Mouth Ulcers are very common and are often linked to stress or hormones. It’s well recognized that they can be caused by a deficiency in iron and lack of some vitamins, such as B12.
When I look back, I sometimes think years of my teen life were spent dealing with mouth ulcers. I seemed to have them all the time, although in reality I probably suffered for 10 days, 10 times a year for a couple of years.
It wasn’t just one ulcer, though – I’d have a mouthful of them at a time.My mother had heard washing your mouth with salted water eased the pain and helped clear them, and it did seem to help a bit.
The problem started when I was about 13 and at first I thought it must be caused by my toothbrush or a virus. The doctor said it was common and might be due to a hormonal problem or an iron deficiency, which seemed to make sense as I’d recently started my periods. But at one point I thought I was going to be putting up with ulcers every month for the rest of my life.
A Stressful Stage
I suffered an incredible amount of discomfort. On the worst days, the ulcers would be in my cheeks, under my tongue and inside my lips. I could hardly talk properly and found it difficult to eat. I was getting teased at school, too, which was stressful. That’s what made me go back to the doctor and Mum tried desperately to find out more about other treatments.
I was given supplements and gels to put in my mouth when ulcers struck, but the problem didn’t go away. I’m aware now that it was probably seen as a small problem – harmless and treatable – but at the time it was so painful and uncomfortable it affected my diet and sleep and also had a massive impact on my confidence and social life.
The Food Connection
By the time I was 15 and studying for exams, I seemed to begetting lots of colds and catarrh-type coughs, and I think my parents thought it was stress or even an excuse to get out of school.
But on the recommendation of a family friend, we started to consider diet and I went to an alternative practitioner, who looked at food intolerance.My family were sceptical when I came home saying I shouldn’t eat dairy foods or pork (as a child I’d drunk a pint of milk every day) but I was desperate to try something else.
Within four months of cutting out these foods, the ulcers stopped –completely. And I found my nose less runny and my tummy more settled, too. If I ate dairy foods (at a party or on holiday) I was sure to get an ulcer.
I’ve no idea what, if any, the connection with dairy might be,but I’ve continued to avoid it since, although I’m careful to eat plenty of calcium-rich soya products, green leafy veg and beans to compensate. I was able to eat pork again two years later, however, with no ill effects.
What are Mouth Ulcers?
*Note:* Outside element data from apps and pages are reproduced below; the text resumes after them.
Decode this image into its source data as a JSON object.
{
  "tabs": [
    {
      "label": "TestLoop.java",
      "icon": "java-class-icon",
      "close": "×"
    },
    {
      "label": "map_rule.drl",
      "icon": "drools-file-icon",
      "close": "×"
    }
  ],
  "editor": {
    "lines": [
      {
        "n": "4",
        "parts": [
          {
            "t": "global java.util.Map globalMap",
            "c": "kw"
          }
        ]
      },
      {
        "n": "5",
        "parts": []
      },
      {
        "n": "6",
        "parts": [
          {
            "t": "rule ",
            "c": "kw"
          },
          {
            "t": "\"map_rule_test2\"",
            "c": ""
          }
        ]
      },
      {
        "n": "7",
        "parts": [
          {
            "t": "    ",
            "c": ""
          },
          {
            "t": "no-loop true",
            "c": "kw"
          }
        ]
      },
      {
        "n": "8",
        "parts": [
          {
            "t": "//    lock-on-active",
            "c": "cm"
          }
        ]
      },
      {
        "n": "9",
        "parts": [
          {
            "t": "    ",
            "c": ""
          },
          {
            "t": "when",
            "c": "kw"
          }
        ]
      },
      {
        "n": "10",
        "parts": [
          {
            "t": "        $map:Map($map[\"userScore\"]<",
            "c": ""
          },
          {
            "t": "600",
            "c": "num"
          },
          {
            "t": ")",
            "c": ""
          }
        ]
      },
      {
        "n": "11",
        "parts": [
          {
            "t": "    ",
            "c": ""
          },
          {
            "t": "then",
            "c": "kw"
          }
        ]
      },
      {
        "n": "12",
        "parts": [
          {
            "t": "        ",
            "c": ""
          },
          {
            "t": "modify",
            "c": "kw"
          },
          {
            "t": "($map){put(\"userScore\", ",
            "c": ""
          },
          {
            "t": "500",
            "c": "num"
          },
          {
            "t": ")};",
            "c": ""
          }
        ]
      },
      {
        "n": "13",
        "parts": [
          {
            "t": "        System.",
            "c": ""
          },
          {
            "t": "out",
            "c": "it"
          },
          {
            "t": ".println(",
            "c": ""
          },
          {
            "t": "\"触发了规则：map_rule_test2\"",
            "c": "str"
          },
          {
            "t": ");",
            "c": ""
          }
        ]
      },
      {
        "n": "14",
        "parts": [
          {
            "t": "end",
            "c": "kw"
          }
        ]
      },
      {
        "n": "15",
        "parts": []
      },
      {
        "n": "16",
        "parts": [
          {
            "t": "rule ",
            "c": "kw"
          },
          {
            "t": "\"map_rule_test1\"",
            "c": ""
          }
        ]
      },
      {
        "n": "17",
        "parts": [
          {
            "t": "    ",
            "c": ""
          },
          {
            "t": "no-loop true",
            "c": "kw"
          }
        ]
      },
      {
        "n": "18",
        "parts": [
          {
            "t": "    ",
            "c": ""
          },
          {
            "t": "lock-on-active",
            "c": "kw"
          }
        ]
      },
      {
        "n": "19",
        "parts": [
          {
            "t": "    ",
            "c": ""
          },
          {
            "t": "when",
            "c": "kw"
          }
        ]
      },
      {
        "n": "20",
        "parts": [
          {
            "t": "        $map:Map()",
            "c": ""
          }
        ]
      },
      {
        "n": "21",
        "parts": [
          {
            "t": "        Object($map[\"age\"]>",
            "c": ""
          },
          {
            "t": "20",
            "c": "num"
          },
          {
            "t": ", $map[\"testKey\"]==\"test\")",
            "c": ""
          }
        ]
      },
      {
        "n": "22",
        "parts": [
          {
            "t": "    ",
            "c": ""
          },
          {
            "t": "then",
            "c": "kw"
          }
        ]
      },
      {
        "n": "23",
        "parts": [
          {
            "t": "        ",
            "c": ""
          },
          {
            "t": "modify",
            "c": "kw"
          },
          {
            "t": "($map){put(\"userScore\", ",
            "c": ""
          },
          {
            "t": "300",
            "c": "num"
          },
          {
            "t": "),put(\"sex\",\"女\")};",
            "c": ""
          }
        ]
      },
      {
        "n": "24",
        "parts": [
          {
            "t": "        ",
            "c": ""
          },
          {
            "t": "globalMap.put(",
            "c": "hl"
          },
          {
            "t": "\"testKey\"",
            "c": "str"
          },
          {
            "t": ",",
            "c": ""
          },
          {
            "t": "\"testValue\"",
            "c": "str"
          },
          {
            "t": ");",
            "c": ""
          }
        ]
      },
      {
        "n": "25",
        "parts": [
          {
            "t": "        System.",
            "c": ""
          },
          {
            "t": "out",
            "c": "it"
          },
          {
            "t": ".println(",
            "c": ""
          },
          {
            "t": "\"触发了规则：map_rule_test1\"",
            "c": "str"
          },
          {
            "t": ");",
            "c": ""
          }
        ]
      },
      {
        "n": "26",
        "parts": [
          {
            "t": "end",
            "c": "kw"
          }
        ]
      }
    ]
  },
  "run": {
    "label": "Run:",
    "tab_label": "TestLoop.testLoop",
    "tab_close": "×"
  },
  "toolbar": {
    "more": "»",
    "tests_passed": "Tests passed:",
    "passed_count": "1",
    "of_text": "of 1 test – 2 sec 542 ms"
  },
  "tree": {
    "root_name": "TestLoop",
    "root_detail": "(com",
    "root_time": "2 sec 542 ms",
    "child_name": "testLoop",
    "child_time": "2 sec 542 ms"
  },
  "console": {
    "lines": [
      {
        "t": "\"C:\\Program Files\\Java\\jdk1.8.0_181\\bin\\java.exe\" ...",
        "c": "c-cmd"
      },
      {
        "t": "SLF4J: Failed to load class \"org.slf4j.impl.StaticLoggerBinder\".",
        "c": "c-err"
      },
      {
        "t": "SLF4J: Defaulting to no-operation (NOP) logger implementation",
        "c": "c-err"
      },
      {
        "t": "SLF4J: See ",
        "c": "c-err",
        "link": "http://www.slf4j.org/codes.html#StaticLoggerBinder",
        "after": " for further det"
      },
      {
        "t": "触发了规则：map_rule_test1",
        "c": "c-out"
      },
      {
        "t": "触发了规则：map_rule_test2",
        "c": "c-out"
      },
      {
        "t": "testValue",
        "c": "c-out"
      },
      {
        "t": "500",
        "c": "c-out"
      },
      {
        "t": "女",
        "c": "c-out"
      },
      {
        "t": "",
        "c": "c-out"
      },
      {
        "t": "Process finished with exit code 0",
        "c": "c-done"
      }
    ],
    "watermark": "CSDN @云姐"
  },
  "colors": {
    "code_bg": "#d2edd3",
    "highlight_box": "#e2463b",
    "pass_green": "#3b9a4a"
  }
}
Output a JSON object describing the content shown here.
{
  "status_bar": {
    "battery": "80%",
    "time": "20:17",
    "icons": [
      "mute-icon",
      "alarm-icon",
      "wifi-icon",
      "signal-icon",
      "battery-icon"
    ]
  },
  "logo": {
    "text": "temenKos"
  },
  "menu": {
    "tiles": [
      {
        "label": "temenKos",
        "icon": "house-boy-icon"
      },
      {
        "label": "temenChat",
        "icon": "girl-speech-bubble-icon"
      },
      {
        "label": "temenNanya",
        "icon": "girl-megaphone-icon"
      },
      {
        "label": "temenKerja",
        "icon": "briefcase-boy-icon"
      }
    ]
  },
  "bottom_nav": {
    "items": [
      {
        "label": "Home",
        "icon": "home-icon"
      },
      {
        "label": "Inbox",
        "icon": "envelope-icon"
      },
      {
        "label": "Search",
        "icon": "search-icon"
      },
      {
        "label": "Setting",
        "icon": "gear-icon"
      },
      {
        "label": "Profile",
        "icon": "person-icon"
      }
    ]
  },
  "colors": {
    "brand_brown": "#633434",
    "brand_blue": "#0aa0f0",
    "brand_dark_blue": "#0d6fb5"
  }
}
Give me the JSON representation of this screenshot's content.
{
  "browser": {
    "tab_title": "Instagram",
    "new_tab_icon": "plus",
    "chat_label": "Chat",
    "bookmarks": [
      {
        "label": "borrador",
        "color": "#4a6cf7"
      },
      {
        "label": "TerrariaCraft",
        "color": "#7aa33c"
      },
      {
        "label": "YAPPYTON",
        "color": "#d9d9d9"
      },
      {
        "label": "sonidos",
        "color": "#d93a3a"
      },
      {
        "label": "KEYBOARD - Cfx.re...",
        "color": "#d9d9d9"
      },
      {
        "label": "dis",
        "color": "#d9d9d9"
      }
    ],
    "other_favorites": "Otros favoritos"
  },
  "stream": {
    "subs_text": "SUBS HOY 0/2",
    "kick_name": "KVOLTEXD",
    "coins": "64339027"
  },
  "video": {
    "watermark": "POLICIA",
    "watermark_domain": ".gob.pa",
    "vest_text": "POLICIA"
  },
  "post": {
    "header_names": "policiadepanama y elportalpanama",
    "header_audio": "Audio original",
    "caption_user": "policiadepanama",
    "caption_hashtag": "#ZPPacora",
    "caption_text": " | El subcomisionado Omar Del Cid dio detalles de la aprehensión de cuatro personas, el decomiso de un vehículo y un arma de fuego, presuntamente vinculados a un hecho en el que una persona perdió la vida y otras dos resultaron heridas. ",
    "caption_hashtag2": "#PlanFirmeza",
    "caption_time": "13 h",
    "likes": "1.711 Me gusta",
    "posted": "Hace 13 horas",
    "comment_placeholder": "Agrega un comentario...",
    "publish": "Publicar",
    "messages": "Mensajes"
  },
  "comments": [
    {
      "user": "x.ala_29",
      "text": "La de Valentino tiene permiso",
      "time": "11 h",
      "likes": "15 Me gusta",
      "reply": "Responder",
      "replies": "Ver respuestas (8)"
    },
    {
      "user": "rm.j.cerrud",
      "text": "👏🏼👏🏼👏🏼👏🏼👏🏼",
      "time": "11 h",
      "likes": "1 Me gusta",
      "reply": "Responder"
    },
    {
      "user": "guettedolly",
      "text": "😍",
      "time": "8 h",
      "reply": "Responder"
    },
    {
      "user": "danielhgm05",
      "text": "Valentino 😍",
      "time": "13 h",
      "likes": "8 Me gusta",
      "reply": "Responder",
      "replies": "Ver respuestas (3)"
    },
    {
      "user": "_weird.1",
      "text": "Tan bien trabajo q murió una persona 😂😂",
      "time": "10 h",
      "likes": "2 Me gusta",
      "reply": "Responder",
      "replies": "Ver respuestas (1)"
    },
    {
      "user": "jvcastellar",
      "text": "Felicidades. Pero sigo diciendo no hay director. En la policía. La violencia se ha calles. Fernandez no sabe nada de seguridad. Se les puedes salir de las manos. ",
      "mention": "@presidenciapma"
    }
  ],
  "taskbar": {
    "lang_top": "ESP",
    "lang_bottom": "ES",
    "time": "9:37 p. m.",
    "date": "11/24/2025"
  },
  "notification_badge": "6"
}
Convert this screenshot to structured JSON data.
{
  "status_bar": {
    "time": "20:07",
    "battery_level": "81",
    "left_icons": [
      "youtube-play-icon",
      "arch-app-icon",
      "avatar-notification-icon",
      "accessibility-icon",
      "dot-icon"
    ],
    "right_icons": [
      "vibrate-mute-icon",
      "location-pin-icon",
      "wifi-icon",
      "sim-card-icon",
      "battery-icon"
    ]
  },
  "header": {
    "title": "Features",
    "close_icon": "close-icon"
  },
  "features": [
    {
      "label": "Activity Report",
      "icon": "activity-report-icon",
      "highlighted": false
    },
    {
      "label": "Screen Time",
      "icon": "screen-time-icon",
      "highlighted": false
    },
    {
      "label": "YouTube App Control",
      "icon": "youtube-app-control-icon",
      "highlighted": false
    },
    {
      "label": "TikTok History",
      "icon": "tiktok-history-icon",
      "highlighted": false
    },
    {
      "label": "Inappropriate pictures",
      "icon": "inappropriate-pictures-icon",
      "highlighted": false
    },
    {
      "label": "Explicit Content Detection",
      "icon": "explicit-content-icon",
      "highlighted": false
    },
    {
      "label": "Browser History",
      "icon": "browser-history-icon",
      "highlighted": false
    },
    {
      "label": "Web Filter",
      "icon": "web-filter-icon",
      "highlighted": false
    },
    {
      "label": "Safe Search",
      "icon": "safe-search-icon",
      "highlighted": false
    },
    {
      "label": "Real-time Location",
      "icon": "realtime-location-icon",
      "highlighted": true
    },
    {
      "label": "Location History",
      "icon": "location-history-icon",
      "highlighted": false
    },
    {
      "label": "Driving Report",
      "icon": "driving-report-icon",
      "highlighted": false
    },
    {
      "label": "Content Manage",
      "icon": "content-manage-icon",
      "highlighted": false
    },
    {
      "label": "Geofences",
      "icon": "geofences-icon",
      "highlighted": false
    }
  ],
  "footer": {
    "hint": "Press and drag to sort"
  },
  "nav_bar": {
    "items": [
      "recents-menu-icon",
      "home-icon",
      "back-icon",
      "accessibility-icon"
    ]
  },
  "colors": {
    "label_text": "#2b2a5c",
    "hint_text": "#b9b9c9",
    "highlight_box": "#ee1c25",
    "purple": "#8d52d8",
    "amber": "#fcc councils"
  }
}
These painful, oval-shaped sores – canker sores, to give them their proper name – are white, red, yellow or grayish and swollen round the edge.
They form in the mouth, usually on the inside of the cheeks or lips. Some can be large and deep, while others are tiny but may appear in clusters. Most people get only one or two a year and they usually clear up on their own in a week or two.
However, around one in five people in the US suffer with frequent mouth ulcers. Doctors like to check up on the problem if new ones develop before the old ones have healed, if they last for more than three weeks or if you suffer regularly and the problem is so painful it affects your daily life.
They may want to take a blood test to check for signs of underlying infection, an iron or vitamin deficiency or other health problems, where mouth ulcers are often a symptom. In rare cases, a long-lasting mouth ulcer may be a sign of mouth cancer, which is why they should be checked out if they linger.
Who is Affected?
Women and young adults suffer the most with recurrent mouth ulcers, possibly because of a link with hormonal changes.
Infrequent mouth ulcers are most likely to be caused by damage to the inside of your mouth – for example,when you accidentally bite your lip or cheek or scrape it with food, a toothbrush or sharp tooth.
Some toothpastes and rinses (those containing sodium lauryl sulphate) are also considered culprits, although more research into the link is needed.
The causes of recurring mouth ulcers aren’t always known but it may be down to a genetic vulnerability, combined with another trigger, such as stress, certain foods or hormonal changes. Some medications can increase the risk, too.
They can also be the symptom of another health problem, such as a viral infection,including the cold sore virus and chickenpox,a deficiency of vitamin B12 and/or iron, coeliac disease and crohn’s disease.
How are they treated?
Ulcers usually clear upon their own, although over-the-counter remedies can reduce the pain and speed up healing.
You can help prevent mouth ulcers by taking care of your teeth – good oral hygiene and dental check-ups will help to identify and treat problems, such as sharp teeth, which could damage your mouth.
What is the link with diet?
Coeliac disease –an autoimmune disease, where the body’s immune system reacts abnormally to gluten (one of the proteins found in wheat, rye and barley) – and deficiencies in iron and vitamin B12 can result in mouth ulcers, so it’s important to see your GP.
They’ve also been linked to other foods, such as cheese, tomatoes, strawberries, wheat four, chocolate, coffee, peanuts and almonds.
Meanwhile, in the absence of more specific triggers, a balanced diet rich in nutrients will help keep you and the inside of your mouth healthy and help protect against mouth ulcers.